═════ Available data

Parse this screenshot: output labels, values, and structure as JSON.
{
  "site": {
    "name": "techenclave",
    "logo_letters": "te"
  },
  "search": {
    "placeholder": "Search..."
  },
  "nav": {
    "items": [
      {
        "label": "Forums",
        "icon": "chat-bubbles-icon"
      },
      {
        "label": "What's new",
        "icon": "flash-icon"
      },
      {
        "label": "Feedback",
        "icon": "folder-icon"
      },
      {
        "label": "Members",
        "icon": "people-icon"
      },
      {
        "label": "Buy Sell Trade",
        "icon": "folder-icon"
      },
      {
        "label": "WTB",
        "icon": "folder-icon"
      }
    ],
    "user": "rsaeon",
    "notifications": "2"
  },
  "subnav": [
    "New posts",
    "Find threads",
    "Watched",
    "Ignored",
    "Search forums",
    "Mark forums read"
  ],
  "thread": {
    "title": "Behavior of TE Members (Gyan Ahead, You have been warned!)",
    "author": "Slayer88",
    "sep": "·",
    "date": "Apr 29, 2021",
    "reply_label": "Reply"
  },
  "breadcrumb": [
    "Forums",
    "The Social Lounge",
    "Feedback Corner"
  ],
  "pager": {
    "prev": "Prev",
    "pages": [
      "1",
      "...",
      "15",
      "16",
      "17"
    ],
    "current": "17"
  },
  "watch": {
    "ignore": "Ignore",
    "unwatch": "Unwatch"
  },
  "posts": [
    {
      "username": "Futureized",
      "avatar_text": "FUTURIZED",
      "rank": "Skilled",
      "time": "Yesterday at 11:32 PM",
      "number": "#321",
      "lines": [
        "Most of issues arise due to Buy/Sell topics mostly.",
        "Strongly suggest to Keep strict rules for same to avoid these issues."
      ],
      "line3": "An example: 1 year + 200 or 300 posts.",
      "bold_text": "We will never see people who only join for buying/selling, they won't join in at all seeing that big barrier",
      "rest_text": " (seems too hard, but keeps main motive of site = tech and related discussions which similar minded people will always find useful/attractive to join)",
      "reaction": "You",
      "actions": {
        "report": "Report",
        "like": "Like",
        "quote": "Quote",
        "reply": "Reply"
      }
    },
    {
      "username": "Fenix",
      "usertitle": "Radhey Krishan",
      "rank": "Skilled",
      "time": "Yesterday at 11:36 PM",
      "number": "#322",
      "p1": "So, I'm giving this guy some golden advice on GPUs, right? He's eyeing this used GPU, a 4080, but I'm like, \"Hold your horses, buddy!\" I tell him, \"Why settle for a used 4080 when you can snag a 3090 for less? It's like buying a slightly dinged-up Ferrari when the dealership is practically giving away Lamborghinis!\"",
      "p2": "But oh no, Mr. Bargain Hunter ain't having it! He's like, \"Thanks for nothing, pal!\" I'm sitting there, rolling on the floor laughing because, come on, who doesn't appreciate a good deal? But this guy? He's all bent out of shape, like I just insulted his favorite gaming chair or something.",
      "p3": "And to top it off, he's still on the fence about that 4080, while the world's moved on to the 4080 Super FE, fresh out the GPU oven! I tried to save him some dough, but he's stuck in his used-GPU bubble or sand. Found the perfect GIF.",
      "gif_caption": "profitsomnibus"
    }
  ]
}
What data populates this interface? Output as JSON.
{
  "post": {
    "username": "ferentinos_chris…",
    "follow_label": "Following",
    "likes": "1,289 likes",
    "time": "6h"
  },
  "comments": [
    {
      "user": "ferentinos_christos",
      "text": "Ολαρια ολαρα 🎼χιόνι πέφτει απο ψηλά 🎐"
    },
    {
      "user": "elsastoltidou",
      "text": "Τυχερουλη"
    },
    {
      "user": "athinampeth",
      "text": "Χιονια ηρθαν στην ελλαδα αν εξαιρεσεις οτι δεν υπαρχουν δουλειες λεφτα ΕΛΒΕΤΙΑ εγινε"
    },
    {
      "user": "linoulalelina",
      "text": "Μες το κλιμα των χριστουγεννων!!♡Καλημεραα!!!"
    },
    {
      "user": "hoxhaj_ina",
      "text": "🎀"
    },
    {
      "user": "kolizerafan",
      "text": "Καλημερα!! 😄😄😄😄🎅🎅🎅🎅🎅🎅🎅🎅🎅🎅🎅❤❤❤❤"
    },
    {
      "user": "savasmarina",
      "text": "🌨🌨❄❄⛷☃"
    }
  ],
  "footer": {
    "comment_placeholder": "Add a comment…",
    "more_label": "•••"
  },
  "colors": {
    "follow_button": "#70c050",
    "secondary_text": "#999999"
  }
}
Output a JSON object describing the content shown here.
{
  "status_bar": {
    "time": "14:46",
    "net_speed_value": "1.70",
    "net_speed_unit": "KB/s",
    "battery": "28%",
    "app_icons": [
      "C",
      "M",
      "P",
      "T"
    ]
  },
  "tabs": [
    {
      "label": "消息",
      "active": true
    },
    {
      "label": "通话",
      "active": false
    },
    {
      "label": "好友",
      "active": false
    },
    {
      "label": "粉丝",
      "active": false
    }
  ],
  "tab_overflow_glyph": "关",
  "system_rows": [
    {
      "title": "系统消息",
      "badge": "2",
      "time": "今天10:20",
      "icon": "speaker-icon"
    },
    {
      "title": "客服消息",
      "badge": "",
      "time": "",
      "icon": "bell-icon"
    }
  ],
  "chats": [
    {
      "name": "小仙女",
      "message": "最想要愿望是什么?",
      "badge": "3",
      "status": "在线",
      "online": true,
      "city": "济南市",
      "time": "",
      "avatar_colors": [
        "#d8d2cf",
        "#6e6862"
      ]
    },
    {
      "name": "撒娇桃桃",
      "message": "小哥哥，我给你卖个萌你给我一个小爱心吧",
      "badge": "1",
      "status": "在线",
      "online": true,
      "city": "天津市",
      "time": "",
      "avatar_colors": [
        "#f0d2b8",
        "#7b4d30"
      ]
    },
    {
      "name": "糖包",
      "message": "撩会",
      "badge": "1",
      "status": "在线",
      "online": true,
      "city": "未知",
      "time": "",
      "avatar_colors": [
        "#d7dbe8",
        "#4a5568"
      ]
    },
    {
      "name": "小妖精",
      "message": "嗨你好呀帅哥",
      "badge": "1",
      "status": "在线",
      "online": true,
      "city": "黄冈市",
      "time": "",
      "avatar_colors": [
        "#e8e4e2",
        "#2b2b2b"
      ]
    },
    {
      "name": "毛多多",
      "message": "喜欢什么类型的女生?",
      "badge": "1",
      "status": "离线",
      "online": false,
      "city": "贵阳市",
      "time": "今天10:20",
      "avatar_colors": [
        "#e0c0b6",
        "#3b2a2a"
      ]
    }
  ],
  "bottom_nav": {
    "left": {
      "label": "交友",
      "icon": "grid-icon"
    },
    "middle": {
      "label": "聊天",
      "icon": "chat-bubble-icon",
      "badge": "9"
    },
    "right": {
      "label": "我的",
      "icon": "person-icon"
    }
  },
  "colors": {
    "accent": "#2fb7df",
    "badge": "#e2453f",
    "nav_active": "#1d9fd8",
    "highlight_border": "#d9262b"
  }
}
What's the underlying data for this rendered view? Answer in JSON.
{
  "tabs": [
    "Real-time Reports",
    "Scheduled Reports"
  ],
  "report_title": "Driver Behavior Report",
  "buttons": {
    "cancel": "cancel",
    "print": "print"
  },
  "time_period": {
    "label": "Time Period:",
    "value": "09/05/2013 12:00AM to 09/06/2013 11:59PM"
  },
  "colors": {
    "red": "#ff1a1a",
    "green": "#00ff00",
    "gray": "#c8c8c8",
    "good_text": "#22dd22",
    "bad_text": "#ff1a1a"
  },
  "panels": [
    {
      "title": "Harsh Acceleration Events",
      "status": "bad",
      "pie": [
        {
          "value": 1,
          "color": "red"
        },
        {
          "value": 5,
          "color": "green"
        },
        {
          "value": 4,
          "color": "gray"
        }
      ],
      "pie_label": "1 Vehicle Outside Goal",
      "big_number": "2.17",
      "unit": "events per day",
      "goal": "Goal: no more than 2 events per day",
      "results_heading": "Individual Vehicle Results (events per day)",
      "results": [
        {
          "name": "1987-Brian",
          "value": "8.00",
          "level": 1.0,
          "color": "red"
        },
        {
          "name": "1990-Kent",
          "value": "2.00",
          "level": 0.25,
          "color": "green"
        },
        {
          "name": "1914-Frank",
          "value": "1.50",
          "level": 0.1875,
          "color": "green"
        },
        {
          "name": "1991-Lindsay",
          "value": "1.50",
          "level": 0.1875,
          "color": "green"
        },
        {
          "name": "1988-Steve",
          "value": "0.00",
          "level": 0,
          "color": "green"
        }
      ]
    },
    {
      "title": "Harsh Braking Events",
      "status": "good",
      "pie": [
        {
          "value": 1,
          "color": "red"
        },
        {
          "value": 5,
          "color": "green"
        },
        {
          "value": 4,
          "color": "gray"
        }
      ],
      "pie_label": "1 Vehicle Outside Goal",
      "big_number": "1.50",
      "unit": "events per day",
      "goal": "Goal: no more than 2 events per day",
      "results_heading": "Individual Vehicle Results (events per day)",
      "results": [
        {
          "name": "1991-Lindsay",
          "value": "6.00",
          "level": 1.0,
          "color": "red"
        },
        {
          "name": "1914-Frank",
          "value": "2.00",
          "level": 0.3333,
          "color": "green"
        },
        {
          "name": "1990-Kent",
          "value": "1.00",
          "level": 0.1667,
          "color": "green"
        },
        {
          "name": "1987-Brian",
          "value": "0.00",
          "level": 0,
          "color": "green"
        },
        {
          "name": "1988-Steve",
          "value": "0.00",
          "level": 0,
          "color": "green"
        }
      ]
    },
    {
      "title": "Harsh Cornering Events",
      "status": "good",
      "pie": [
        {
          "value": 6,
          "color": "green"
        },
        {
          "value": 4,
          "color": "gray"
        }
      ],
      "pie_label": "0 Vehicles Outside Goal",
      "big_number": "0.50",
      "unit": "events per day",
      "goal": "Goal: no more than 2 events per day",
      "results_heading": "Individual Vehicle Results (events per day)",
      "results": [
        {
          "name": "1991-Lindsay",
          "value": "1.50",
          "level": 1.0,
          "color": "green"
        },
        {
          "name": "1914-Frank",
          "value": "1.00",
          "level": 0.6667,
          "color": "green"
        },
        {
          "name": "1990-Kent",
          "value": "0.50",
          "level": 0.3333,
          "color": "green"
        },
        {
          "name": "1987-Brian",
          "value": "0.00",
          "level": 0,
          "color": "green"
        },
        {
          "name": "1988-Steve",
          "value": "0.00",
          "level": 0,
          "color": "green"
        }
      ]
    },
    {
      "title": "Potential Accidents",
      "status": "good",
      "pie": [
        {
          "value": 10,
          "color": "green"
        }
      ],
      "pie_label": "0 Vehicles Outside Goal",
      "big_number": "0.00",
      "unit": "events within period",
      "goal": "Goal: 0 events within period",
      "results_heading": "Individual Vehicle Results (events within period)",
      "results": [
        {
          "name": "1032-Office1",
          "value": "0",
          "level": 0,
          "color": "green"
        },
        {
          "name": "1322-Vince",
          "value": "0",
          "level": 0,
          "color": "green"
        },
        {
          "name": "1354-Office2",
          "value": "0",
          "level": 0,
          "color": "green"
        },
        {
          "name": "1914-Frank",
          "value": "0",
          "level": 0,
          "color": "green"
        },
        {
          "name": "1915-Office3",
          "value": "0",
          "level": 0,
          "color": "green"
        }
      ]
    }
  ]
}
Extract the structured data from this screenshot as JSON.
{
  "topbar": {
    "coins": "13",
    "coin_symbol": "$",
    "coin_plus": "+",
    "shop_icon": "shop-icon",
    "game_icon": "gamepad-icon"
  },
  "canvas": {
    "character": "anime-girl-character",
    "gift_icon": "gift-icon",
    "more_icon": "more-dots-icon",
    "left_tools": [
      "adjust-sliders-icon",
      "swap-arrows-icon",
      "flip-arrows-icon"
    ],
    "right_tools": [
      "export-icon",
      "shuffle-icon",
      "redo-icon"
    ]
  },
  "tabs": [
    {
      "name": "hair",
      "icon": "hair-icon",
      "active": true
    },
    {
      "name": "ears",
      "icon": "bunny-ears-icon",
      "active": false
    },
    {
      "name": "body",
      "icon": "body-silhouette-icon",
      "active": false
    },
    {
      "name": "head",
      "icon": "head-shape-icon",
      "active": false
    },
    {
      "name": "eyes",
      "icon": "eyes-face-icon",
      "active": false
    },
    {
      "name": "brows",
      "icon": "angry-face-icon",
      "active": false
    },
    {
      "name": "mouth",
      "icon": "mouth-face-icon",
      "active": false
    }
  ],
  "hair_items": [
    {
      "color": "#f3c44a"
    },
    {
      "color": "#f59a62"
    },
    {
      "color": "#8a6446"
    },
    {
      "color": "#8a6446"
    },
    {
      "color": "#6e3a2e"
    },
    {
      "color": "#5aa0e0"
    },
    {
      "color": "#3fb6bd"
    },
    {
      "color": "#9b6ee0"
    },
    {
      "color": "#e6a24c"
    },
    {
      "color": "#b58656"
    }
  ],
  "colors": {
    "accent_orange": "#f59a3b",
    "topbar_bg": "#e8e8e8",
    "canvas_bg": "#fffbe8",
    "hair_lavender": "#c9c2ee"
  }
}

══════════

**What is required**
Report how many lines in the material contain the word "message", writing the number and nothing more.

**Output of the task**
5